Franz Steiner Prize 2008

2008 Franz Steiner Prize for German-American Studies Awarded to Ulrike Weckel

October 23, 2008
Stuttgart

Every other year the German Historical Institute in Washington DC and the Franz Steiner Verlag in Stuttgart, which publishes the Institute's book series Transatlantische Historische Studien (THS), award the Franz Steiner Prize for an outstanding piece of research in transatlantic history. The prize carries an award of 3,500 Euros. This year's recipient was Dr. Ulrike Weckel, who teaches German and European History at the University of Michigan in Ann Arbor. She was honored for her path-breaking work Shameful Images: German Responses to Allied Documentaries on Nazi Concentration Camps. The prize was presented by Dr. Thomas Schaber, the head of the Franz Steiner Verlag, and Dr. Philipp Gassert, Deputy Director of the GHI. The ceremony took place during the German-American-Day celebrations, which were organized by the James Byrnes Institute in Stuttgart and the Association of German-American Clubs.

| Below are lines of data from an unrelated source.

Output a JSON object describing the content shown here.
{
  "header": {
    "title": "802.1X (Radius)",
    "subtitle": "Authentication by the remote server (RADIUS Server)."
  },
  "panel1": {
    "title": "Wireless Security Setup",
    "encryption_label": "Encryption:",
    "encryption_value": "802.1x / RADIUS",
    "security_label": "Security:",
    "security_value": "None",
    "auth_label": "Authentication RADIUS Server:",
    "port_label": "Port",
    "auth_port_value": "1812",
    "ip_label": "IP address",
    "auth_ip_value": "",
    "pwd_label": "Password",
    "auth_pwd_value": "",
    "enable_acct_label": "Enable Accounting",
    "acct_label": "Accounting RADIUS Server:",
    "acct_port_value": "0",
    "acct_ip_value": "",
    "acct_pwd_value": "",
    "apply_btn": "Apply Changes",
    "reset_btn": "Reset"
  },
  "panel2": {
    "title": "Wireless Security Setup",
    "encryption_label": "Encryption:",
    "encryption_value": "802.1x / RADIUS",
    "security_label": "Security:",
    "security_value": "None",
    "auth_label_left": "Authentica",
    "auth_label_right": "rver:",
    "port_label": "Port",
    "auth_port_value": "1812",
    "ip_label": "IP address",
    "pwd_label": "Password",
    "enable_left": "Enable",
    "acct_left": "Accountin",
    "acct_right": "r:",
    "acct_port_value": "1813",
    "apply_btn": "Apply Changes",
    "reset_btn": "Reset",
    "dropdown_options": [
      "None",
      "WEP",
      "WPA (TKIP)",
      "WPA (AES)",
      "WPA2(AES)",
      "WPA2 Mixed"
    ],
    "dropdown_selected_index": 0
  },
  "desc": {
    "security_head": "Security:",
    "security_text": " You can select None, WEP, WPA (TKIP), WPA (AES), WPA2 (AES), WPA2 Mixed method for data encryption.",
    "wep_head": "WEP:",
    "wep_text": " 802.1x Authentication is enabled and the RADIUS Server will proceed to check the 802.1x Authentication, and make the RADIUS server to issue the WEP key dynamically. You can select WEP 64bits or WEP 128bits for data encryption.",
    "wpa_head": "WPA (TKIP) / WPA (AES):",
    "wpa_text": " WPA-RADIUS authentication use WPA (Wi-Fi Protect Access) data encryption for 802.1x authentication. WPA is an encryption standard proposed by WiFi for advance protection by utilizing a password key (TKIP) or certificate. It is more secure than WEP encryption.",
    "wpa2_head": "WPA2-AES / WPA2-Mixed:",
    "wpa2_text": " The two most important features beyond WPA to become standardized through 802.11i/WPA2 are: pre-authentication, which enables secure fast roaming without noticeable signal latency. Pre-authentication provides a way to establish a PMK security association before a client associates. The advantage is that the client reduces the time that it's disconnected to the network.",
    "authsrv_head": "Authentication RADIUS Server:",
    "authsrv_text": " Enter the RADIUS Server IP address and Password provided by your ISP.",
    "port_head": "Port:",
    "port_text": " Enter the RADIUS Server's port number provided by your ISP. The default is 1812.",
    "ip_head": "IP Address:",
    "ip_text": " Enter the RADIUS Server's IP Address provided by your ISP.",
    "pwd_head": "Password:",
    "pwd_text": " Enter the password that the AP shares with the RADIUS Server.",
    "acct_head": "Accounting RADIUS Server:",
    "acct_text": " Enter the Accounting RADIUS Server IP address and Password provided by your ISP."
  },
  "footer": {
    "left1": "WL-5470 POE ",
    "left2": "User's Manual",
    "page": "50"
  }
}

Ulrike Weckel's work represents an important piece of scholarship in four respects: First, it is the first complete examination of the "atrocity films" that were produced in the context of British and American reeducation efforts to confront German concentration camp guards, officials, and the general population with crimes perpetrated against humanity during World War II. Second, is it methodologically innovative by combining a traditional social-historical approach with film and literary studies. Third, Shameful Images not only looks at the production of these "atrocity films," but also investigates audience responses. For this purpose new source material such as the evaluations of questionnaires handed to the audiences were analyzed for the first time. Finally, by embedding the film screenings in the context of shame and shaming, instead of controversies over collective guilt, Ulrike Weckel's works opens a new perspective on the history of collective and individual "coping" with Nazism after 1945.

Philipp Gassert